◆ ASSIGNED TASK ◆
Each record is to be duplicated exactly, with nothing added.

◆ ENTRIES PROVIDED ◆
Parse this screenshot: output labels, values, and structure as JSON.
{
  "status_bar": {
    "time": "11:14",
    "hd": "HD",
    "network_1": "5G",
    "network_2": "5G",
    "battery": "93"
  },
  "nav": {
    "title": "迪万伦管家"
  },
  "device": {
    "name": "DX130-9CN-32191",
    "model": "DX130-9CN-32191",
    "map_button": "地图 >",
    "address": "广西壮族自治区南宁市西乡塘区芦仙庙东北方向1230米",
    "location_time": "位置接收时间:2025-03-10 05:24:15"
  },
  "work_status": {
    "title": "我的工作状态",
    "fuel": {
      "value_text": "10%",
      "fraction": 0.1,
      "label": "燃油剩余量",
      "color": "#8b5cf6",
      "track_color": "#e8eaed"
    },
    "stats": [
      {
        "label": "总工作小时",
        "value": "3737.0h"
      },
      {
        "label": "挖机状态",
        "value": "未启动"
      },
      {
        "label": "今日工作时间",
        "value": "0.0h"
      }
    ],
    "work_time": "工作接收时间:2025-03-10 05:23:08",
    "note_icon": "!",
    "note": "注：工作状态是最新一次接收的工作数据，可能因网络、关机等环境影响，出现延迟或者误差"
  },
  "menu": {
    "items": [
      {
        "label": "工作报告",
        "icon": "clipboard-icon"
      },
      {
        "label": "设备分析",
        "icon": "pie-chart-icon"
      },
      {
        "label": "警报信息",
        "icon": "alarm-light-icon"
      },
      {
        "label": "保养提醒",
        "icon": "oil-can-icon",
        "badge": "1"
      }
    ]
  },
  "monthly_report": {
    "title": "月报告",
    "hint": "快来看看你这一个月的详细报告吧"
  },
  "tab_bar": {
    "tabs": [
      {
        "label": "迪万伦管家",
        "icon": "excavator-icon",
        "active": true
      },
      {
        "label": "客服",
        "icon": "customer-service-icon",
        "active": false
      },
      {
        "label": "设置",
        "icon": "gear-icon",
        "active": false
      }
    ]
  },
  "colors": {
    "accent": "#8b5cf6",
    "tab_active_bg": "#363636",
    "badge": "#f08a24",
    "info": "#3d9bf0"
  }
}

◆ REPLY ◆
Parse this screenshot: output labels, values, and structure as JSON.
{
  "status_bar": {
    "time": "11:14",
    "hd": "HD",
    "network_1": "5G",
    "network_2": "5G",
    "battery": "93"
  },
  "nav": {
    "title": "迪万伦管家"
  },
  "device": {
    "name": "DX130-9CN-32191",
    "model": "DX130-9CN-32191",
    "map_button": "地图 >",
    "address": "广西壮族自治区南宁市西乡塘区芦仙庙东北方向1230米",
    "location_time": "位置接收时间:2025-03-10 05:24:15"
  },
  "work_status": {
    "title": "我的工作状态",
    "fuel": {
      "value_text": "10%",
      "fraction": 0.1,
      "label": "燃油剩余量",
      "color": "#8b5cf6",
      "track_color": "#e8eaed"
    },
    "stats": [
      {
        "label": "总工作小时",
        "value": "3737.0h"
      },
      {
        "label": "挖机状态",
        "value": "未启动"
      },
      {
        "label": "今日工作时间",
        "value": "0.0h"
      }
    ],
    "work_time": "工作接收时间:2025-03-10 05:23:08",
    "note_icon": "!",
    "note": "注：工作状态是最新一次接收的工作数据，可能因网络、关机等环境影响，出现延迟或者误差"
  },
  "menu": {
    "items": [
      {
        "label": "工作报告",
        "icon": "clipboard-icon"
      },
      {
        "label": "设备分析",
        "icon": "pie-chart-icon"
      },
      {
        "label": "警报信息",
        "icon": "alarm-light-icon"
      },
      {
        "label": "保养提醒",
        "icon": "oil-can-icon",
        "badge": "1"
      }
    ]
  },
  "monthly_report": {
    "title": "月报告",
    "hint": "快来看看你这一个月的详细报告吧"
  },
  "tab_bar": {
    "tabs": [
      {
        "label": "迪万伦管家",
        "icon": "excavator-icon",
        "active": true
      },
      {
        "label": "客服",
        "icon": "customer-service-icon",
        "active": false
      },
      {
        "label": "设置",
        "icon": "gear-icon",
        "active": false
      }
    ]
  },
  "colors": {
    "accent": "#8b5cf6",
    "tab_active_bg": "#363636",
    "badge": "#f08a24",
    "info": "#3d9bf0"
  }
}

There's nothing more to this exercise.